**EXERCISE INSTRUCTIONS:** You are to retype all of the data exactly as it appears.

DATA RECORDS Block Start

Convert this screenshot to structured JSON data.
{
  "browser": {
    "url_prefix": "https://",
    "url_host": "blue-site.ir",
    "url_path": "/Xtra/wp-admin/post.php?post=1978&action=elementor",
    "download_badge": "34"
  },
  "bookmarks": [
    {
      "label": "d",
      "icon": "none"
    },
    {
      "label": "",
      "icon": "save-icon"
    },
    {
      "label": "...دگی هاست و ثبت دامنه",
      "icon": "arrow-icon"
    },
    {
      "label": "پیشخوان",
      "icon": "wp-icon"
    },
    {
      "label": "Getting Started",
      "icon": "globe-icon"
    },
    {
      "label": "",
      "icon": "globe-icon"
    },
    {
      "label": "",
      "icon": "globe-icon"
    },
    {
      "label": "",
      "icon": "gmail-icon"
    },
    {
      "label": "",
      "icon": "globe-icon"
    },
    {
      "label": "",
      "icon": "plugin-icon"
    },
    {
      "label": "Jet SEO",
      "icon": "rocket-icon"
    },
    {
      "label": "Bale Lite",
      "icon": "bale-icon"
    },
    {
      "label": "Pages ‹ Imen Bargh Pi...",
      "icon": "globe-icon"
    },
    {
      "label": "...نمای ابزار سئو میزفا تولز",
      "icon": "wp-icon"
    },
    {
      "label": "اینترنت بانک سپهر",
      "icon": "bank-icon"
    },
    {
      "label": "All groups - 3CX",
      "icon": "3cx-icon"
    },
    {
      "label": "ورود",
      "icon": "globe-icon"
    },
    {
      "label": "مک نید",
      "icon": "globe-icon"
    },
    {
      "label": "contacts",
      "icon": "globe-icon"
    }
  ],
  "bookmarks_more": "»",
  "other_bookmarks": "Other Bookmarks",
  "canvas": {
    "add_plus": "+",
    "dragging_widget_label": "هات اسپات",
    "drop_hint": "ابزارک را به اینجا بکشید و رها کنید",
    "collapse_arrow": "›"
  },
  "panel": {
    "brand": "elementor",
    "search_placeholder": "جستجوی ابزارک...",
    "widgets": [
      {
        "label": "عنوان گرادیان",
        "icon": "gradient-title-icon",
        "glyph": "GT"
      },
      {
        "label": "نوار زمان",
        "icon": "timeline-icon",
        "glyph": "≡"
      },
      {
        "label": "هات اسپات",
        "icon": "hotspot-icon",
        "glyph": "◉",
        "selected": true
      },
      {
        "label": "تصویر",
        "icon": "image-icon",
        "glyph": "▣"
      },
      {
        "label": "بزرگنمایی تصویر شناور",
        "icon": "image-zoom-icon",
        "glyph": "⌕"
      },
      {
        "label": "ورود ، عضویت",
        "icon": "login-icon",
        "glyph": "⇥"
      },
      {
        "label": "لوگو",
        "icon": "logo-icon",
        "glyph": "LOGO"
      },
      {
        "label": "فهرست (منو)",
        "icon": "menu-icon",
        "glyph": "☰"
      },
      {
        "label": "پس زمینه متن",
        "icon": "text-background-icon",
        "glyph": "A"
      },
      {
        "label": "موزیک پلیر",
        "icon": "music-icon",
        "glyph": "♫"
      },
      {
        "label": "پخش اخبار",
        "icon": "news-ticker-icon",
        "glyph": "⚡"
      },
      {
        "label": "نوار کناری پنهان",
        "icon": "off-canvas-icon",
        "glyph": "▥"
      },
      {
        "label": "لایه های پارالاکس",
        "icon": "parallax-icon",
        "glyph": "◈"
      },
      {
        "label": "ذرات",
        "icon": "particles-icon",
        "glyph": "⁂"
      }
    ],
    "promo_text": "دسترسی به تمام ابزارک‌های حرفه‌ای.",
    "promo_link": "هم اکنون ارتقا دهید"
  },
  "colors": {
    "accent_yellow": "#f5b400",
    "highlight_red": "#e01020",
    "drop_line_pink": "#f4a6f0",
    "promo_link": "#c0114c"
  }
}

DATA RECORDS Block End

**EXERCISE OUTPUT:**
Convert this screenshot to structured JSON data.
{
  "browser": {
    "url_prefix": "https://",
    "url_host": "blue-site.ir",
    "url_path": "/Xtra/wp-admin/post.php?post=1978&action=elementor",
    "download_badge": "34"
  },
  "bookmarks": [
    {
      "label": "d",
      "icon": "none"
    },
    {
      "label": "",
      "icon": "save-icon"
    },
    {
      "label": "...دگی هاست و ثبت دامنه",
      "icon": "arrow-icon"
    },
    {
      "label": "پیشخوان",
      "icon": "wp-icon"
    },
    {
      "label": "Getting Started",
      "icon": "globe-icon"
    },
    {
      "label": "",
      "icon": "globe-icon"
    },
    {
      "label": "",
      "icon": "globe-icon"
    },
    {
      "label": "",
      "icon": "gmail-icon"
    },
    {
      "label": "",
      "icon": "globe-icon"
    },
    {
      "label": "",
      "icon": "plugin-icon"
    },
    {
      "label": "Jet SEO",
      "icon": "rocket-icon"
    },
    {
      "label": "Bale Lite",
      "icon": "bale-icon"
    },
    {
      "label": "Pages ‹ Imen Bargh Pi...",
      "icon": "globe-icon"
    },
    {
      "label": "...نمای ابزار سئو میزفا تولز",
      "icon": "wp-icon"
    },
    {
      "label": "اینترنت بانک سپهر",
      "icon": "bank-icon"
    },
    {
      "label": "All groups - 3CX",
      "icon": "3cx-icon"
    },
    {
      "label": "ورود",
      "icon": "globe-icon"
    },
    {
      "label": "مک نید",
      "icon": "globe-icon"
    },
    {
      "label": "contacts",
      "icon": "globe-icon"
    }
  ],
  "bookmarks_more": "»",
  "other_bookmarks": "Other Bookmarks",
  "canvas": {
    "add_plus": "+",
    "dragging_widget_label": "هات اسپات",
    "drop_hint": "ابزارک را به اینجا بکشید و رها کنید",
    "collapse_arrow": "›"
  },
  "panel": {
    "brand": "elementor",
    "search_placeholder": "جستجوی ابزارک...",
    "widgets": [
      {
        "label": "عنوان گرادیان",
        "icon": "gradient-title-icon",
        "glyph": "GT"
      },
      {
        "label": "نوار زمان",
        "icon": "timeline-icon",
        "glyph": "≡"
      },
      {
        "label": "هات اسپات",
        "icon": "hotspot-icon",
        "glyph": "◉",
        "selected": true
      },
      {
        "label": "تصویر",
        "icon": "image-icon",
        "glyph": "▣"
      },
      {
        "label": "بزرگنمایی تصویر شناور",
        "icon": "image-zoom-icon",
        "glyph": "⌕"
      },
      {
        "label": "ورود ، عضویت",
        "icon": "login-icon",
        "glyph": "⇥"
      },
      {
        "label": "لوگو",
        "icon": "logo-icon",
        "glyph": "LOGO"
      },
      {
        "label": "فهرست (منو)",
        "icon": "menu-icon",
        "glyph": "☰"
      },
      {
        "label": "پس زمینه متن",
        "icon": "text-background-icon",
        "glyph": "A"
      },
      {
        "label": "موزیک پلیر",
        "icon": "music-icon",
        "glyph": "♫"
      },
      {
        "label": "پخش اخبار",
        "icon": "news-ticker-icon",
        "glyph": "⚡"
      },
      {
        "label": "نوار کناری پنهان",
        "icon": "off-canvas-icon",
        "glyph": "▥"
      },
      {
        "label": "لایه های پارالاکس",
        "icon": "parallax-icon",
        "glyph": "◈"
      },
      {
        "label": "ذرات",
        "icon": "particles-icon",
        "glyph": "⁂"
      }
    ],
    "promo_text": "دسترسی به تمام ابزارک‌های حرفه‌ای.",
    "promo_link": "هم اکنون ارتقا دهید"
  },
  "colors": {
    "accent_yellow": "#f5b400",
    "highlight_red": "#e01020",
    "drop_line_pink": "#f4a6f0",
    "promo_link": "#c0114c"
  }
}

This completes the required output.